Decent work for decent pay

Dec 7, 2010, 11:04 AM

It is an undisputable fact that work is vital for the overall well-being of people. Apart from providing income, work can give room for more social and economic advancement.

Work enables people to sustain their families, and strengthens communities. Nonetheless, many workers complain of things that make their work indecent.

Decent work gives people hope, and helps them to attain their aspirations.

It is in this regard that we applaud the Ministry of Trade, Regional Integration and Employment for collaborating with the International Labour Organization (ILO) to organise a five-day forum on the Decent Work Country Programme (DWCP) for The Gambia.

The ILO has developed an agenda for the community of work. It provides support through the integrated Decent Work Country Programmes developed in coordination with its constituents.

The overall goal of Decent Work is to effect positive change in people's lives at the national and local levels.

The Decent Work agenda offers a basis for a more just and sustainable framework for global development.

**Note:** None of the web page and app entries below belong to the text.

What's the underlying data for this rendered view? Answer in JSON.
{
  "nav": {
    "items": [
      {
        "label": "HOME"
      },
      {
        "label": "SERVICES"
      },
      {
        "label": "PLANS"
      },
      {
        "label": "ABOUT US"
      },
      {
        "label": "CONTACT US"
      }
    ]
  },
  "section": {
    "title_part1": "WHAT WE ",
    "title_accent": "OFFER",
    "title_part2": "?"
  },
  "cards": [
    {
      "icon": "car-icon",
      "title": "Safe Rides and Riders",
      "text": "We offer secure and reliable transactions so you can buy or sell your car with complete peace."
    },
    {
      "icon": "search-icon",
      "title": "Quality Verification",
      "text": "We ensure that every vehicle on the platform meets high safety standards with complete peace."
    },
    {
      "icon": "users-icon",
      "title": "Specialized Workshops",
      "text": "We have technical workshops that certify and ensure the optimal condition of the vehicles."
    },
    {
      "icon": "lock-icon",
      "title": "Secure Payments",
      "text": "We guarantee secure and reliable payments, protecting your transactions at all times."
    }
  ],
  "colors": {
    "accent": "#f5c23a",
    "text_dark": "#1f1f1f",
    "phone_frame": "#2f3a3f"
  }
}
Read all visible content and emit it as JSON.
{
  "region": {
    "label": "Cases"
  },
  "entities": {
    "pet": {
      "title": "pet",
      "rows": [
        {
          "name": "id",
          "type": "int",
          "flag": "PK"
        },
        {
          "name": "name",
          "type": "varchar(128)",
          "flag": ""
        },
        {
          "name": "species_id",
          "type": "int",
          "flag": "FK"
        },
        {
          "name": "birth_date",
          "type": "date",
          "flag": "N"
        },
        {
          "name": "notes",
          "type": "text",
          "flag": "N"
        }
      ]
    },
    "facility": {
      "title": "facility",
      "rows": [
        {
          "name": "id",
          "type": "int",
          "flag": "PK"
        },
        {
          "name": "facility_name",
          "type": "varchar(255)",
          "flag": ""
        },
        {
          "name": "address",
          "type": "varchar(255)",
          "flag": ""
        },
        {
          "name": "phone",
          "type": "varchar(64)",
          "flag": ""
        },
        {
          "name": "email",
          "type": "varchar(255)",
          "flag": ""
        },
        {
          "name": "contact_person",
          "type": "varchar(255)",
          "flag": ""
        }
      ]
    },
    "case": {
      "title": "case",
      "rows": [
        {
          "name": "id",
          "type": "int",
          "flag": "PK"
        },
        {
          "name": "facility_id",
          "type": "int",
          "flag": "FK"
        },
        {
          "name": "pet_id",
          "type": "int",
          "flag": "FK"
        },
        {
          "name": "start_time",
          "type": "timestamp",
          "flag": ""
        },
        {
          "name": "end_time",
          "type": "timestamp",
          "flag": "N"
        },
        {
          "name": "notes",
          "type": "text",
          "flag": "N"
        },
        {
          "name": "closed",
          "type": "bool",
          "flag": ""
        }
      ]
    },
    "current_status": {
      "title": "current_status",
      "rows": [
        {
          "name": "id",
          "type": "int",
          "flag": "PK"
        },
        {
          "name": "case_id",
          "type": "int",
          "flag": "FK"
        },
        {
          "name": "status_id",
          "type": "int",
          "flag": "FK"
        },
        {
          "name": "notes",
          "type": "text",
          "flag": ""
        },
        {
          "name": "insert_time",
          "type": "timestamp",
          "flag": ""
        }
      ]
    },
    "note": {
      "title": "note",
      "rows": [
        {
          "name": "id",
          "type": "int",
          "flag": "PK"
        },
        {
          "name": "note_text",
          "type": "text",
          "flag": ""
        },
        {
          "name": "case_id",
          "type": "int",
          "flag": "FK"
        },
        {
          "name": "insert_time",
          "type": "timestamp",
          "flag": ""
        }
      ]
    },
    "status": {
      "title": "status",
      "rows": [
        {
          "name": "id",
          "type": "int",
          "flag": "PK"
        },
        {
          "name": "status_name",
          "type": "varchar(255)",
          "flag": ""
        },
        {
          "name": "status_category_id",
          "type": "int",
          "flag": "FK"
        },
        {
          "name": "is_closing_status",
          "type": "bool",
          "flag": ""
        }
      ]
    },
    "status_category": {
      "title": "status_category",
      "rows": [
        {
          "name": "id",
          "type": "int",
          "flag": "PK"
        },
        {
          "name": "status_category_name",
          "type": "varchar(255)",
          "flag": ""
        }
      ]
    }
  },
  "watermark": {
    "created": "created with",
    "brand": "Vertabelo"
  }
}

The ILO works to develop decent work-oriented approaches to economic and social policy in partnership with the principal institutions and actors of the multilateral system and the global economy.

We are also pleased to learn that the ILO's preoccupation over the years has been to advance opportunity for women and men to obtain decent and productive work in a condition of freedom, equality, security and human dignity. This is vital and needs to be given more priority.

The ILO was founded on social justice as the basis for universal and lasting peace and, to achieve this mission, it needs an appropriate mechanism for delivering support to its member states.

This is because decent work could reduce poverty and increase livelihoods, growth, investment and enterprise development.

It is, therefore, essential that the working conditions of workers in many workplaces are revisited.

"The only place where success comes before work is in the dictionary."

Donald Kendall